- Cruise line will send its 704-passenger MV Adonia to Cuba on May 1
- Will be three approved stops: Havana, Cienfuegos and Santiago de Cuba
- Carnival CEO says there is pent-up demand among Americans for trip
Carnival will make the first cruise from the US to Cuba in more than 50 years after it agreed a deal with the Cuban government.
The cruise line will send its 704-passenger MV Adonia to Cuba through its new brand Fathom starting on May 1.
Carnival, in hailing its ‘historic inaugural sailing’, said it will be the first cruise line to sail that itinerary.
Carnival got official approval to send its first cruise ship to Cuba from the United States in half a century
US President Barack Obama is visiting Cuba and President Raul Castro as diplomatic relations between the two countries have improved
Cuban authorities have now followed Washington in giving the green light to run the service, sailing from Miami to Cuba, where it will have three approved stops: Havana, Cienfuegos and Santiago de Cuba.
‘We are excited about Cuban approval and are ready to take travelers there through an extraordinary guest experience on the beautiful MV Adonia,’ said Carnival CEO Arnold Donald.
‘This is a historic opportunity, and we know there is pent-up demand among Americans who want to experience Cuba.’
Obama takes a tour of Havana as he becomes the first President to set foot in Cuba for nine decades
Since US sanctions regulations currently only allow Americans to visit Cuba on educational or social outreach grounds, not as normal tourists, the vessel offers Cuban-themed enrichment programming.
Seven-day itineraries, available at fathom.org, cost at least $1,800 (£1,260).
A majority of Americans back restoring diplomatic ties with communist-run Cuba, a poll found, just as Barack Obama met his counterpart Raul Castro in Havana.
Six in 10 Americans say restoring diplomacy with Cuba is mostly good for the US and 52 per cent approve of Obama’s handling of relations with the island, said a CBS News/New York Times poll.

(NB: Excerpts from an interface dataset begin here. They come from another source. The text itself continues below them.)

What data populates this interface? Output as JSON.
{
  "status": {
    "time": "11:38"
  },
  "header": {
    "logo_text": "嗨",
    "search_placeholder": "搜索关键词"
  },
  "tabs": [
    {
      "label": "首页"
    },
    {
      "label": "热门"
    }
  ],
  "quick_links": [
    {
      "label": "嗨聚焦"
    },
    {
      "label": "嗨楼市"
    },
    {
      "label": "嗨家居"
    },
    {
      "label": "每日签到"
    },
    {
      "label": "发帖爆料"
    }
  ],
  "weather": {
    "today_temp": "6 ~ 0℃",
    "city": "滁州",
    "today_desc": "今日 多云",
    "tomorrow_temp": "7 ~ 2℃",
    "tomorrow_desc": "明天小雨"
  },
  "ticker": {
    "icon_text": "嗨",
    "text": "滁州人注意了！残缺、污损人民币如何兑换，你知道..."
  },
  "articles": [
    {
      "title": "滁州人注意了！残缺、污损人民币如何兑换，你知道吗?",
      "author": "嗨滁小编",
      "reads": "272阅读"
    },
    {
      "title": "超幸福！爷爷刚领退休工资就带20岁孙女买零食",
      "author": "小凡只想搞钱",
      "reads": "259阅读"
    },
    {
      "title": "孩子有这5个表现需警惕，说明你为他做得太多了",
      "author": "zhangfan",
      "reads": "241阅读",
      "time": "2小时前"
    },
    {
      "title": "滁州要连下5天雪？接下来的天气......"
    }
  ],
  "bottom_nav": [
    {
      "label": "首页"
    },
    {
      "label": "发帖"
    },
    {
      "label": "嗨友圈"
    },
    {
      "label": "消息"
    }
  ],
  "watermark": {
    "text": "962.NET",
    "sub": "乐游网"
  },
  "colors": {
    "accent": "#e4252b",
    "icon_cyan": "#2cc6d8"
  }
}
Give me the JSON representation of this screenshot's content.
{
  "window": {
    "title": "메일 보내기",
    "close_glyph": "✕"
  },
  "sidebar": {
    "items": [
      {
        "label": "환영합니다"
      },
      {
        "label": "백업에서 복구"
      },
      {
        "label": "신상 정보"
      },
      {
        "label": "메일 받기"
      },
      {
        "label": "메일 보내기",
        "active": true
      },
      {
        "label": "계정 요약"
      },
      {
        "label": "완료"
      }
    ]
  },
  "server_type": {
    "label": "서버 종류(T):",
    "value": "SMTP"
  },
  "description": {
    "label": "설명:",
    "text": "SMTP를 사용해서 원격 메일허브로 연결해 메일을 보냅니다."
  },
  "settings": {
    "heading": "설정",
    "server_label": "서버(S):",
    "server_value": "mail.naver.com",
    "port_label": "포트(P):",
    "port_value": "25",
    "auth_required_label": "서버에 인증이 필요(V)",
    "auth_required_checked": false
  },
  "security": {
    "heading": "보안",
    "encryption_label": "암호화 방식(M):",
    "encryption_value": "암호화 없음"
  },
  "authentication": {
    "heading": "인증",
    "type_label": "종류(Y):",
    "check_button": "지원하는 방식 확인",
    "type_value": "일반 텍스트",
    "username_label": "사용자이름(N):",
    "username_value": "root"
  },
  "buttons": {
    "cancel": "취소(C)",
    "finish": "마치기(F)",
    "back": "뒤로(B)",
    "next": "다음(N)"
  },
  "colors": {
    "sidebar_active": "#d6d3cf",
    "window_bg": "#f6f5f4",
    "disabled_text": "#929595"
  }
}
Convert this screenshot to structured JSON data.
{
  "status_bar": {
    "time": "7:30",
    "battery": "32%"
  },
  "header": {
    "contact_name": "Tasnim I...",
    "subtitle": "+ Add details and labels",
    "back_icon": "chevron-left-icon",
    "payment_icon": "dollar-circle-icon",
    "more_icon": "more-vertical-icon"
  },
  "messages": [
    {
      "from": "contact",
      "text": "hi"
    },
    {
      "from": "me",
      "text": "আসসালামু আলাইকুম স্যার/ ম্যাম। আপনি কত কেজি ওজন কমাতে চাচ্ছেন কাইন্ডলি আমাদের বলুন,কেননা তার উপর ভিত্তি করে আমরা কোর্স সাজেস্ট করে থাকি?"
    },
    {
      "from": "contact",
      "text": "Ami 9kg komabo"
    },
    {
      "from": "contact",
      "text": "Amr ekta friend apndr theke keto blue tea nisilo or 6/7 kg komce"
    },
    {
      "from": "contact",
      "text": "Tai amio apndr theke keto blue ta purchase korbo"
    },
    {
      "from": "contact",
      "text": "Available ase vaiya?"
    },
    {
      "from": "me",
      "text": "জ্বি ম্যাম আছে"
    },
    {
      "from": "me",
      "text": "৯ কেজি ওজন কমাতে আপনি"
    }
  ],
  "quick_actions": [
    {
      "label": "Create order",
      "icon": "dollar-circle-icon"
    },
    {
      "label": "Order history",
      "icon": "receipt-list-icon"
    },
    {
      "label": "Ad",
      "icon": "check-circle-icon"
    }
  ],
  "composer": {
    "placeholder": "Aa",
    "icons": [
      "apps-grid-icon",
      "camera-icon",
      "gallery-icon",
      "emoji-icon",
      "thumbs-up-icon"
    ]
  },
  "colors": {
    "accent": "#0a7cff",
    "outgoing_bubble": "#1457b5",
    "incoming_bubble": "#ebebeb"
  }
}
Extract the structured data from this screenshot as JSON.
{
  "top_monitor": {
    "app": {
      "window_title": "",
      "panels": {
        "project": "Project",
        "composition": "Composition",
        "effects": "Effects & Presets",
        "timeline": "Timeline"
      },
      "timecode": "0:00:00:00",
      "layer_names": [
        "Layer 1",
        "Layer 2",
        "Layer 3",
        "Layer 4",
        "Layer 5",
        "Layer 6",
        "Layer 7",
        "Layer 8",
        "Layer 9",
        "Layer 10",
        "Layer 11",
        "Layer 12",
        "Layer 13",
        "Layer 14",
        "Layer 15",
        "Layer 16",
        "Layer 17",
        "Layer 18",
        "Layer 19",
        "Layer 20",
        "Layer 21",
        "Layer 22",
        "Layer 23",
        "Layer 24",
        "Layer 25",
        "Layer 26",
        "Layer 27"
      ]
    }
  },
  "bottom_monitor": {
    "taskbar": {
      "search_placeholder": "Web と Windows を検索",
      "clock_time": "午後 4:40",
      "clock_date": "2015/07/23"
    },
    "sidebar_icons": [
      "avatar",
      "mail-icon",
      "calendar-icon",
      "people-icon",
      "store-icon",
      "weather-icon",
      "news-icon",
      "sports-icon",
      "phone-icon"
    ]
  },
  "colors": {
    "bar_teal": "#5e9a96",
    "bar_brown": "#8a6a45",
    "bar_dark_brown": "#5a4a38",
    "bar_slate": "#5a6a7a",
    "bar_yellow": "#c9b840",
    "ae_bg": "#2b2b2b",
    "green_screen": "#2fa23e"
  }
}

However, there are more doubts over what impact it will have on Cuba politically, with half the respondents saying it will make no difference.
Courtesy: Daily Mail Online